The jury in the trial of five people charged over the deaths of 21 Chinese cockle pickers has visited Morecambe Bay where the deaths occurred in 2004.
The jury travelled around the bay by hovercraft
They were taken on a hovercraft trip around the Hest Bank and Red Bank areas of the Lancashire bay on Wednesday.
The jury, barristers and judge, from Preston Crown Court, saw where the cocklers were cut off by an incoming tide on 5 February last year.
Lin Liang Ren, from Liverpool, denies a total of 21 counts of manslaughter.
The 29-year-old, the cocklers' alleged gangmaster, also denies perverting the course of justice and an immigration charge.
The jury was shown a signpost that warns about "quicksand and fast rising tides". The sign was in place on the night of the tragedy.
Other laminated signs have been erected since, jurors were told.
They were also taken to an area of raised ground called Priest Skear, where the only successful rescue took place during the disaster.
On Tuesday, the court was shown a video from a rescue helicopter with cockler Li Hua, stuck on Priest Skear after he had desperately tried to save a drowning friend.
He was eventually rescued by a lifeboat after the helicopter shone a searchlight on him, but his friend drowned.
The jurors were also shown the Keer channel, one of two channels in that part of the bay that regularly change position and quickly fill up with water when the tide comes in.
The hovercraft then took the jury about two miles out, to see exactly where the cocklers were working when they were trapped by rising tides.
Four other people deny charges in connection with the deaths.
Zhao Xiao Qing, 20, from Liverpool, denies perverting the course of justice and facilitating illegal immigration.
Lin Mu Yong, 31, from Liverpool, a cousin of Lin Liang Ren, denies an immigration offence.
Father and son David Anthony Eden snr, 62, from Irby, Merseyside, and David Anthony Eden jnr, 34, from Prenton, Merseyside, also deny immigration charges.
A total of 21 bodies, men and women, aged between 18 and 45, were recovered from the water surrounding Warton Sands.
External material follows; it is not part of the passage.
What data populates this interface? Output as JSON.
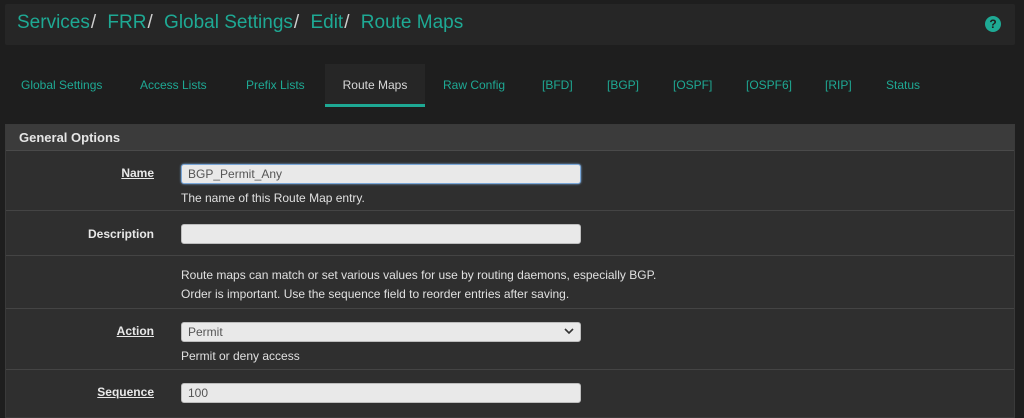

A further two bodies have never been found.
The prosecution alleges the workers were illegal immigrants who died because of "negligence" by those for whom they worked.
The trial, which is expected to last between four and six months, is due to continue on Thursday.